Content starts

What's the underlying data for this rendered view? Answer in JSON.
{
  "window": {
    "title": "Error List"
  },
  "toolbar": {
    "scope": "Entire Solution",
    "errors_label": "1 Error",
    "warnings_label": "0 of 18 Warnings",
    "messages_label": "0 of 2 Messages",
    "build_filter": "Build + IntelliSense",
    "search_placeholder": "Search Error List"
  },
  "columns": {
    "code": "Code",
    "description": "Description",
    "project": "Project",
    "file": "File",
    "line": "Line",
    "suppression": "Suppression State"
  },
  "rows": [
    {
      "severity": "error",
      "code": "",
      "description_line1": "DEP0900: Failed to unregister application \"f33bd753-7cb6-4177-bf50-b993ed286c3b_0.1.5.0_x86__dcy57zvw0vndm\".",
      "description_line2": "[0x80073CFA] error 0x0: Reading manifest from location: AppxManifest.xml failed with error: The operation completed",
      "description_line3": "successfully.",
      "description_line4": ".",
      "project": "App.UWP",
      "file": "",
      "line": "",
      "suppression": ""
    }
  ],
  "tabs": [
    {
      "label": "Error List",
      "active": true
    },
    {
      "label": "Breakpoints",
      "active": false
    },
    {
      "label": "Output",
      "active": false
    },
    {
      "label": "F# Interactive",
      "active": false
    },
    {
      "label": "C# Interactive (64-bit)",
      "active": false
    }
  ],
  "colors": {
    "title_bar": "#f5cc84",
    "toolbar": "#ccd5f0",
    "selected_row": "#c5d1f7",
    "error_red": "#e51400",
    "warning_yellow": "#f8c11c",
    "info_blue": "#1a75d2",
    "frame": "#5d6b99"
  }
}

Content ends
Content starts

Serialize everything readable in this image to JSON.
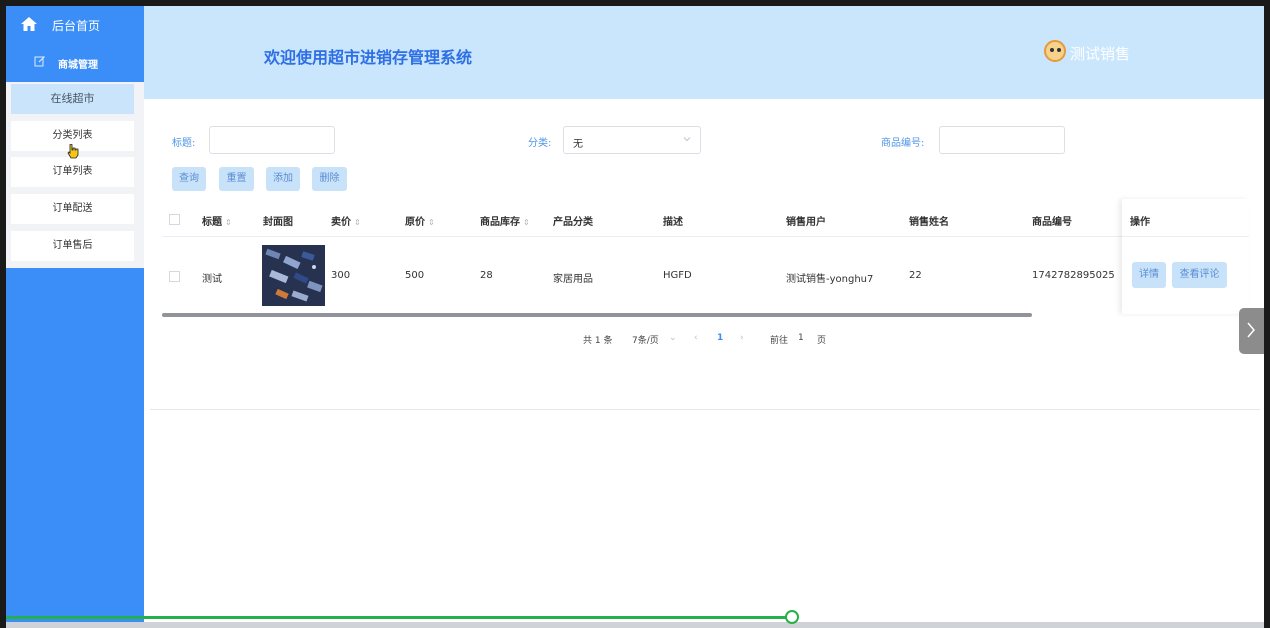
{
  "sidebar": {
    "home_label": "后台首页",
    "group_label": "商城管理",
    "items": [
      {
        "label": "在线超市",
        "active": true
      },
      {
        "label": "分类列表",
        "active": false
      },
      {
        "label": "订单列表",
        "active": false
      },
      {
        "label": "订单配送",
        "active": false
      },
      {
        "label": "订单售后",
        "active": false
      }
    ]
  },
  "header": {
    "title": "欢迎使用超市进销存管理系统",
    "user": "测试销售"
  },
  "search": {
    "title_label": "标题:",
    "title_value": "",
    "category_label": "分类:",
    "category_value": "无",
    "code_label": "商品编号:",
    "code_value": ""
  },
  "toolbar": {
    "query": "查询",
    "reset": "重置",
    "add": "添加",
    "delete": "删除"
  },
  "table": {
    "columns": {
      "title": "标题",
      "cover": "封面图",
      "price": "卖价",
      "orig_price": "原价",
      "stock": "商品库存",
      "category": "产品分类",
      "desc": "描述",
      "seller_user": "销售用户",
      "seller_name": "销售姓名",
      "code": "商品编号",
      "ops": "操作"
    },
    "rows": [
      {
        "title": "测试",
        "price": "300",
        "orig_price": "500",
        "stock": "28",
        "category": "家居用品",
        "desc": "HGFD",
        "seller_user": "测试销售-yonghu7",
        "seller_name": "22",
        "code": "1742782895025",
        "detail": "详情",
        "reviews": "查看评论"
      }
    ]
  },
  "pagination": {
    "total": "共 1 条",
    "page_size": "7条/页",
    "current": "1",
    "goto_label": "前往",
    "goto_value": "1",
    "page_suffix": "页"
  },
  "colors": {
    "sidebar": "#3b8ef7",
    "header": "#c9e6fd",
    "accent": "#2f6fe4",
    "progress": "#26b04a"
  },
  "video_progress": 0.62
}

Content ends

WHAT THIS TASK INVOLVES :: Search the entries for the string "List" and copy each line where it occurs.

RESPONSE BELOW ::
    "title": "Error List"
    "search_placeholder": "Search Error List"
      "label": "Error List",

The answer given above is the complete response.